Hunters, wine and queueing: A night at Welly Ball
It’s all fun and games until someone loses a Barbour
Traditions such as Raisin Weekend or May Dip are routinely singled out as quintessential St Andrean customs, for obvious reasons. Also deserving of a place on this list: Welly Ball.
A celebration of our rainy Scottish weather, the ball provides an excuse for comfortable footwear and, naturally, black tie. This past Saturday, over one thousand Welly-clad students ventured to Kinkell Byre for one of the most anticipated events of the semester.
Tables occupied every available space of the venue, from the dancefloor to the outside marquee, allowing guests to mingle as they searched for their seats. Shooting teams from across the country mixed with the St Andrews crowd, these initial introductions set to the musical stylings of JazzWorks, who played for the duration of the dinner.
The ambience was tinged with anticipation as hungry students filtered through the rooms, already buzzed from a gin shot reception.
Likely in response to last year’s complaints of a small meal, guests were treated to food immediately upon their arrival. Emily Fruit Crisps, Propercorn, and large bowls of salad awaited us at our table.
The spread was quickly joined by several bottles of wine, positioned around an inspired choice of centrepiece: a miniature Welly.
The meal itself was simple. In addition to the aforementioned salad, each table received healthy amounts of potatoes and roasted hog, both of which tasted marvellous. It would be difficult to justify the meal’s price tag, however, considering that it was essentially a one course dinner.
For £40, I expected more than a single plate of food. Presumably the markup was done with the goal of making a larger donation to this year’s charity, the Charlie Waller Memorial Trust.
Fortunately, what the meal lacked in food it made up for in wine, and the majority of guests appeared to be having a cracking time as the evening wore on.
Oz Adari, local BNOC and Steve Fan’s campaign manager, exclusively told The Tab St Andrews: “I’ve seen a lot of balls in my time, and this one is by far the most pleasurable. I’m just having a fantastic night with all the men here.”
The transition from the dinner to the afterparty was a standout of the night, and a testament to the committee’s competence. Throughout the dinner, committee members maintained a constant presence, clearing plates or removing empty wine bottles.

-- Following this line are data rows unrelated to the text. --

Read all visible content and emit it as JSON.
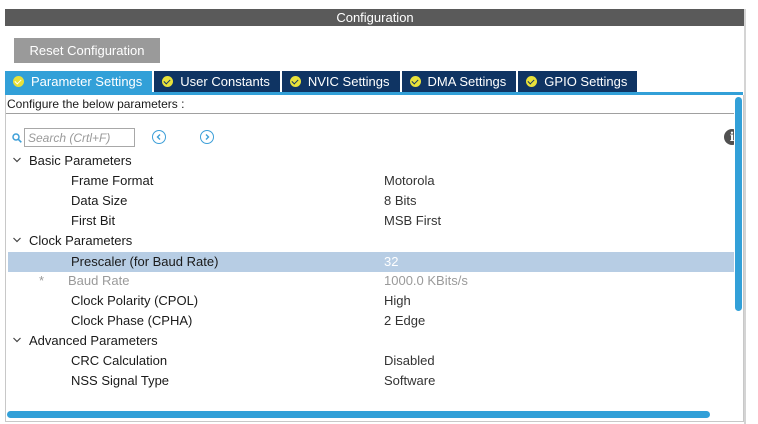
{
  "header": {
    "title": "Configuration"
  },
  "toolbar": {
    "reset_label": "Reset Configuration"
  },
  "tabs": [
    {
      "label": "Parameter Settings",
      "active": true
    },
    {
      "label": "User Constants",
      "active": false
    },
    {
      "label": "NVIC Settings",
      "active": false
    },
    {
      "label": "DMA Settings",
      "active": false
    },
    {
      "label": "GPIO Settings",
      "active": false
    }
  ],
  "panel": {
    "description": "Configure the below parameters :",
    "search": {
      "placeholder": "Search (Crtl+F)",
      "value": ""
    }
  },
  "groups": [
    {
      "title": "Basic Parameters",
      "params": [
        {
          "name": "Frame Format",
          "value": "Motorola"
        },
        {
          "name": "Data Size",
          "value": "8 Bits"
        },
        {
          "name": "First Bit",
          "value": "MSB First"
        }
      ]
    },
    {
      "title": "Clock Parameters",
      "params": [
        {
          "name": "Prescaler (for Baud Rate)",
          "value": "32",
          "selected": true
        },
        {
          "name": "Baud Rate",
          "value": "1000.0 KBits/s",
          "readonly": true,
          "marker": "*"
        },
        {
          "name": "Clock Polarity (CPOL)",
          "value": "High"
        },
        {
          "name": "Clock Phase (CPHA)",
          "value": "2 Edge"
        }
      ]
    },
    {
      "title": "Advanced Parameters",
      "params": [
        {
          "name": "CRC Calculation",
          "value": "Disabled"
        },
        {
          "name": "NSS Signal Type",
          "value": "Software"
        }
      ]
    }
  ],
  "colors": {
    "accent": "#32a0d8",
    "tab_inactive": "#0f3463",
    "selected_row": "#b7cde4",
    "check": "#e8e13a"
  },
  "icons": {
    "search": "search-icon",
    "prev": "chevron-left-icon",
    "next": "chevron-right-icon",
    "info": "info-icon",
    "collapse": "chevron-down-icon",
    "tab_status": "check-circle-icon"
  },
  "info_glyph": "i"
}
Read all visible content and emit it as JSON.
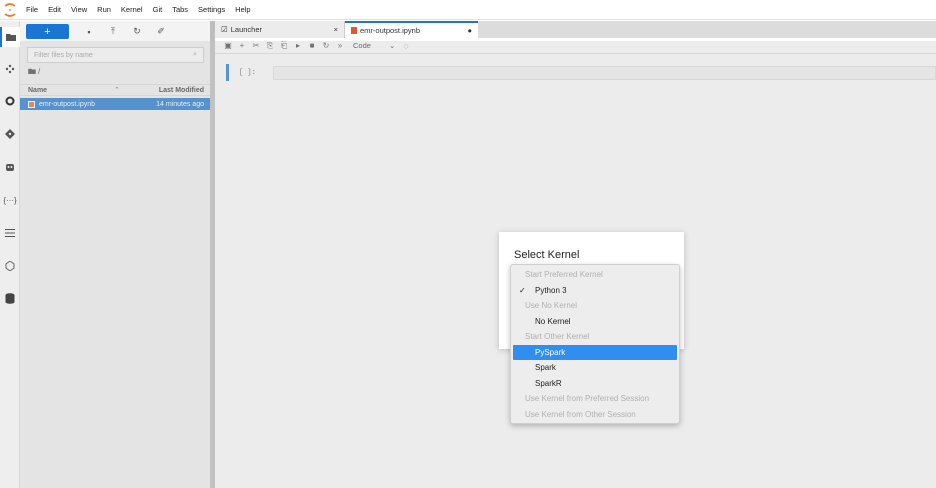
{
  "menubar": {
    "items": [
      "File",
      "Edit",
      "View",
      "Run",
      "Kernel",
      "Git",
      "Tabs",
      "Settings",
      "Help"
    ]
  },
  "activitybar": {
    "icons": [
      "folder-icon",
      "extension-puzzle-icon",
      "running-circle-icon",
      "git-icon",
      "robot-icon",
      "debugger-icon",
      "table-of-contents-icon",
      "property-inspector-icon",
      "database-icon"
    ]
  },
  "filebrowser": {
    "new_label": "+",
    "filter_placeholder": "Filter files by name",
    "breadcrumb": "/",
    "columns": {
      "name": "Name",
      "modified": "Last Modified"
    },
    "files": [
      {
        "name": "emr-outpost.ipynb",
        "modified": "14 minutes ago"
      }
    ]
  },
  "tabs": [
    {
      "label": "Launcher",
      "close": "×"
    },
    {
      "label": "emr-outpost.ipynb",
      "dirty": "●"
    }
  ],
  "notebook_toolbar": {
    "cell_type": "Code"
  },
  "cell": {
    "prompt": "[ ]:"
  },
  "dialog": {
    "title": "Select Kernel",
    "options": [
      {
        "label": "Start Preferred Kernel",
        "kind": "header"
      },
      {
        "label": "Python 3",
        "kind": "checked"
      },
      {
        "label": "Use No Kernel",
        "kind": "header"
      },
      {
        "label": "No Kernel",
        "kind": "option"
      },
      {
        "label": "Start Other Kernel",
        "kind": "header"
      },
      {
        "label": "PySpark",
        "kind": "selected"
      },
      {
        "label": "Spark",
        "kind": "option"
      },
      {
        "label": "SparkR",
        "kind": "option"
      },
      {
        "label": "Use Kernel from Preferred Session",
        "kind": "disabled"
      },
      {
        "label": "Use Kernel from Other Session",
        "kind": "disabled"
      }
    ]
  },
  "colors": {
    "accent": "#1976d2",
    "selection": "#2f8ef0",
    "notebook_icon": "#e05a2b"
  }
}
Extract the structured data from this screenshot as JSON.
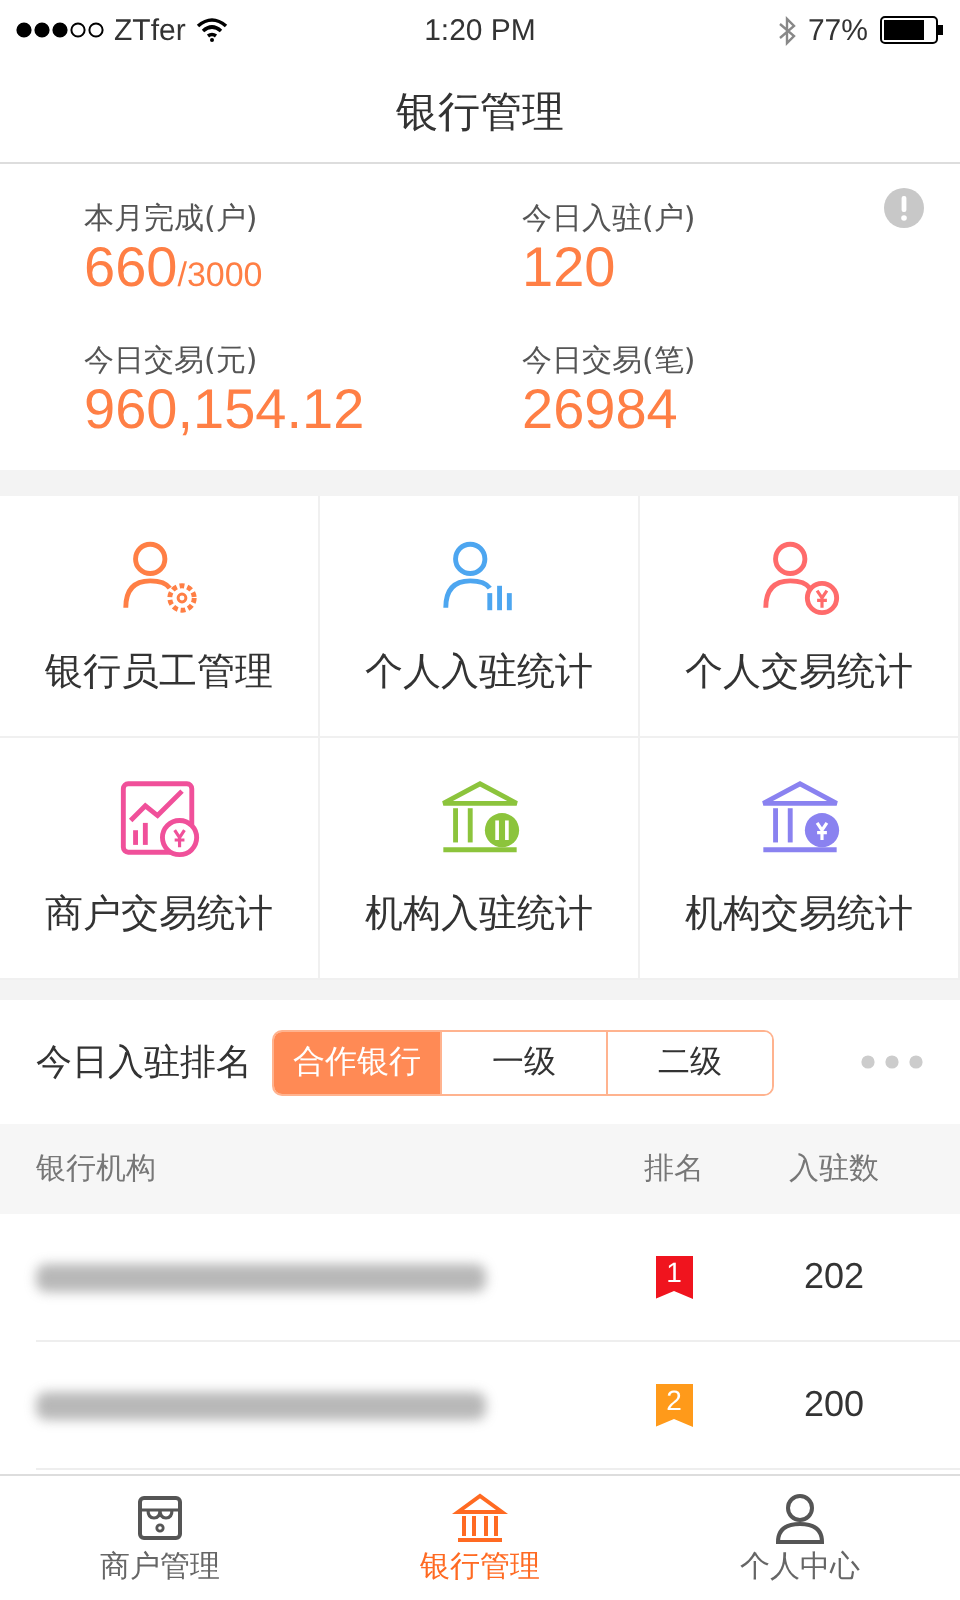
{
  "status_bar": {
    "carrier": "ZTfer",
    "time": "1:20 PM",
    "battery": "77%"
  },
  "nav": {
    "title": "银行管理"
  },
  "stats": [
    {
      "label": "本月完成(户)",
      "value": "660",
      "suffix": "/3000"
    },
    {
      "label": "今日入驻(户)",
      "value": "120"
    },
    {
      "label": "今日交易(元)",
      "value": "960,154.12"
    },
    {
      "label": "今日交易(笔)",
      "value": "26984"
    }
  ],
  "menu": [
    {
      "kind": "staff",
      "color": "#ff7f45",
      "label": "银行员工管理"
    },
    {
      "kind": "person-chart",
      "color": "#4da6f0",
      "label": "个人入驻统计"
    },
    {
      "kind": "person-money",
      "color": "#ff6b6b",
      "label": "个人交易统计"
    },
    {
      "kind": "merchant-chart",
      "color": "#f0509a",
      "label": "商户交易统计"
    },
    {
      "kind": "bank-chart",
      "color": "#8cc43c",
      "label": "机构入驻统计"
    },
    {
      "kind": "bank-money",
      "color": "#8a82f0",
      "label": "机构交易统计"
    }
  ],
  "ranking": {
    "title": "今日入驻排名",
    "segments": [
      {
        "label": "合作银行",
        "selected": true
      },
      {
        "label": "一级",
        "selected": false
      },
      {
        "label": "二级",
        "selected": false
      }
    ],
    "columns": [
      "银行机构",
      "排名",
      "入驻数"
    ],
    "rows": [
      {
        "rank": "1",
        "color": "#f0141e",
        "count": "202"
      },
      {
        "rank": "2",
        "color": "#ff9a1a",
        "count": "200"
      }
    ]
  },
  "tab_bar": [
    {
      "kind": "store",
      "label": "商户管理",
      "selected": false
    },
    {
      "kind": "bank",
      "label": "银行管理",
      "selected": true
    },
    {
      "kind": "person",
      "label": "个人中心",
      "selected": false
    }
  ]
}
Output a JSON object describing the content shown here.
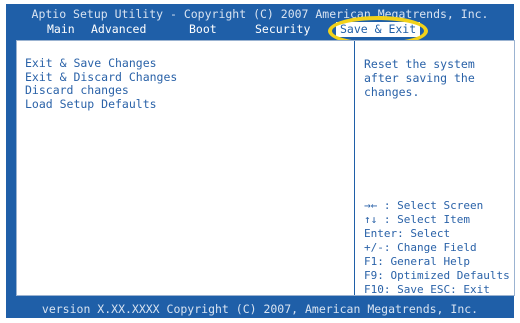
{
  "header": {
    "title": "Aptio Setup Utility - Copyright (C) 2007 American Megatrends, Inc."
  },
  "tabs": [
    {
      "label": "Main"
    },
    {
      "label": "Advanced"
    },
    {
      "label": "Boot"
    },
    {
      "label": "Security"
    },
    {
      "label": "Save & Exit",
      "active": true
    }
  ],
  "menu": {
    "items": [
      {
        "label": "Exit & Save Changes"
      },
      {
        "label": "Exit & Discard Changes"
      },
      {
        "label": "Discard changes"
      },
      {
        "label": "Load Setup Defaults"
      }
    ]
  },
  "help": {
    "text": "Reset the system after saving the changes."
  },
  "keys": [
    {
      "text": "→← : Select Screen"
    },
    {
      "text": "↑↓ : Select Item"
    },
    {
      "text": "Enter: Select"
    },
    {
      "text": "+/-: Change Field"
    },
    {
      "text": "F1:  General Help"
    },
    {
      "text": "F9:  Optimized Defaults"
    },
    {
      "text": "F10: Save ESC: Exit"
    }
  ],
  "footer": {
    "text": "version X.XX.XXXX Copyright (C) 2007, American Megatrends, Inc."
  },
  "colors": {
    "background": "#1f5fa8",
    "text_light": "#d8e3f1",
    "text_blue": "#2a62a8",
    "highlight": "#f2d21a"
  }
}
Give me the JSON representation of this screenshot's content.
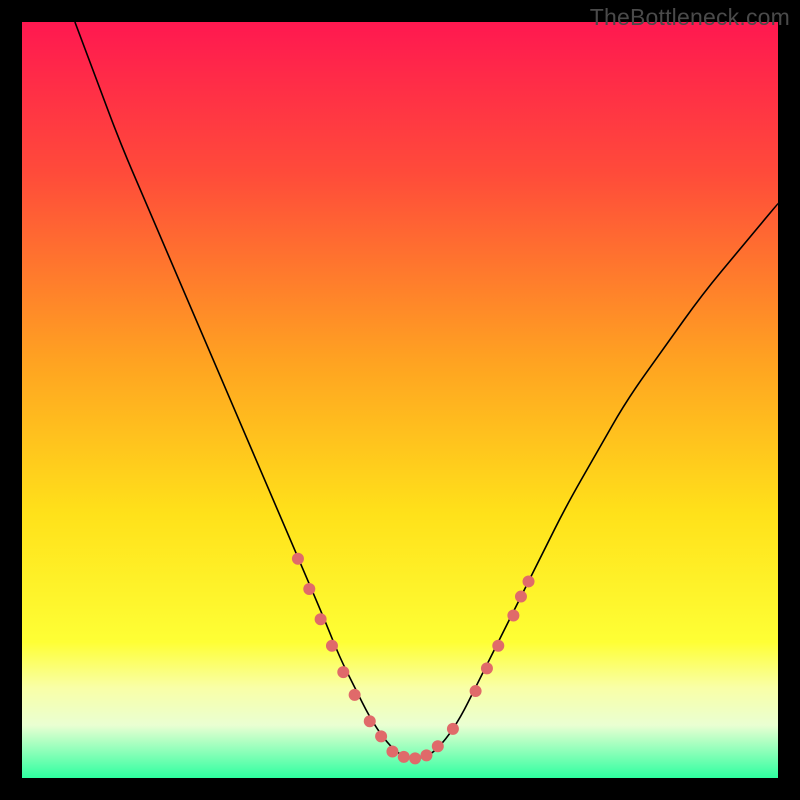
{
  "watermark": "TheBottleneck.com",
  "chart_data": {
    "type": "line",
    "title": "",
    "xlabel": "",
    "ylabel": "",
    "xlim": [
      0,
      100
    ],
    "ylim": [
      0,
      100
    ],
    "grid": false,
    "axes_visible": false,
    "background_gradient": {
      "stops": [
        {
          "offset": 0.0,
          "color": "#ff1850"
        },
        {
          "offset": 0.2,
          "color": "#ff4b3a"
        },
        {
          "offset": 0.45,
          "color": "#ffa321"
        },
        {
          "offset": 0.65,
          "color": "#ffe11a"
        },
        {
          "offset": 0.82,
          "color": "#feff35"
        },
        {
          "offset": 0.88,
          "color": "#f9ffa6"
        },
        {
          "offset": 0.93,
          "color": "#eaffd2"
        },
        {
          "offset": 1.0,
          "color": "#2effa0"
        }
      ]
    },
    "series": [
      {
        "name": "bottleneck-curve",
        "color": "#000000",
        "width": 1.6,
        "x": [
          7,
          10,
          13,
          16,
          19,
          22,
          25,
          28,
          31,
          34,
          37,
          40,
          42,
          44,
          46,
          48,
          50,
          52,
          54,
          56,
          58,
          60,
          63,
          66,
          69,
          72,
          76,
          80,
          85,
          90,
          95,
          100
        ],
        "y": [
          100,
          92,
          84,
          77,
          70,
          63,
          56,
          49,
          42,
          35,
          28,
          21,
          16,
          12,
          8,
          5,
          3,
          2.5,
          3,
          5,
          8,
          12,
          18,
          24,
          30,
          36,
          43,
          50,
          57,
          64,
          70,
          76
        ]
      }
    ],
    "markers": {
      "name": "highlight-dots",
      "color": "#e06a6a",
      "radius": 6,
      "points": [
        {
          "x": 36.5,
          "y": 29
        },
        {
          "x": 38.0,
          "y": 25
        },
        {
          "x": 39.5,
          "y": 21
        },
        {
          "x": 41.0,
          "y": 17.5
        },
        {
          "x": 42.5,
          "y": 14
        },
        {
          "x": 44.0,
          "y": 11
        },
        {
          "x": 46.0,
          "y": 7.5
        },
        {
          "x": 47.5,
          "y": 5.5
        },
        {
          "x": 49.0,
          "y": 3.5
        },
        {
          "x": 50.5,
          "y": 2.8
        },
        {
          "x": 52.0,
          "y": 2.6
        },
        {
          "x": 53.5,
          "y": 3.0
        },
        {
          "x": 55.0,
          "y": 4.2
        },
        {
          "x": 57.0,
          "y": 6.5
        },
        {
          "x": 60.0,
          "y": 11.5
        },
        {
          "x": 61.5,
          "y": 14.5
        },
        {
          "x": 63.0,
          "y": 17.5
        },
        {
          "x": 65.0,
          "y": 21.5
        },
        {
          "x": 66.0,
          "y": 24.0
        },
        {
          "x": 67.0,
          "y": 26.0
        }
      ]
    }
  }
}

As guests began to explore the venue and visit friends in the other rooms, the committee swiftly removed the tables, stacked the chairs, and filled the marquee with sofas. In what seemed like the blink of an eye, the dinner had vanished and the afterparty was in full swing.
Laurent de Cardeville, on the afterparty, writes: “It was a messy affair – charging in at sometime past ten to find utter chaos: from meeting a quantity of very boozed-up diners already on their way out, most with some partner draped across their shoulders and blowing burbling kisses left and right, to seeing various shirtless bravos downing red wine out of wellies, with the inevitable couple of lost lambs cruising aimlessly about Kinkell, and above all, an utterly packed and very active volcanic dancefloor.
A shocking sight to any sober observer. But that is the point: no afterparty-goer ever goes sober, or stays sober long, and that is its charm. It is a melting pot of sweaty wellies and many very merry jerries.
For all the fun had during both portions of the event, the night sadly ended on a grim note.
Survivors of the bus queues described the situation as an utter disaster, coming on the heels of a cloakroom that apparently devolved into a “free-for-all” as guests scrambled to retrieve their belongings. Many failed, their lost or forgotten coats unable to protect them from the bitter cold as they waited, some for nearly two hours, for the next available bus.
As always, it’s worth asking what the committee could have done to salvage the situation. Historically, queues at Kinkell have been reminiscent of the apocalypse; at night’s end, a seat on the bus suddenly becomes more valuable than the average Christmas Ball ticket.
Welly Ball, therefore, cannot be specifically blamed for what is a recurring problem at this venue. At this point, people really ought to take the time to brainstorm a more suitable exit strategy (have people sign up for buses in advance? get more buses? fewer buses? party buses? discuss).
The cloakroom situation, however, seems to be unique to this particular ball. The sheer number of lost or stolen belongings have overwhelmed the event page, with accusations flying of the committee’s irresponsibility in allowing the cloakroom to become so disorganised. There isn’t much advice to offer here, beyond a recommendation that, with Barbours and Canada Geese at stake, extra security would have been wise.
Some people may argue that wearing a £1000 jacket to a party in a barn might not be the best decision to begin with, but I suppose time makes fools of us all.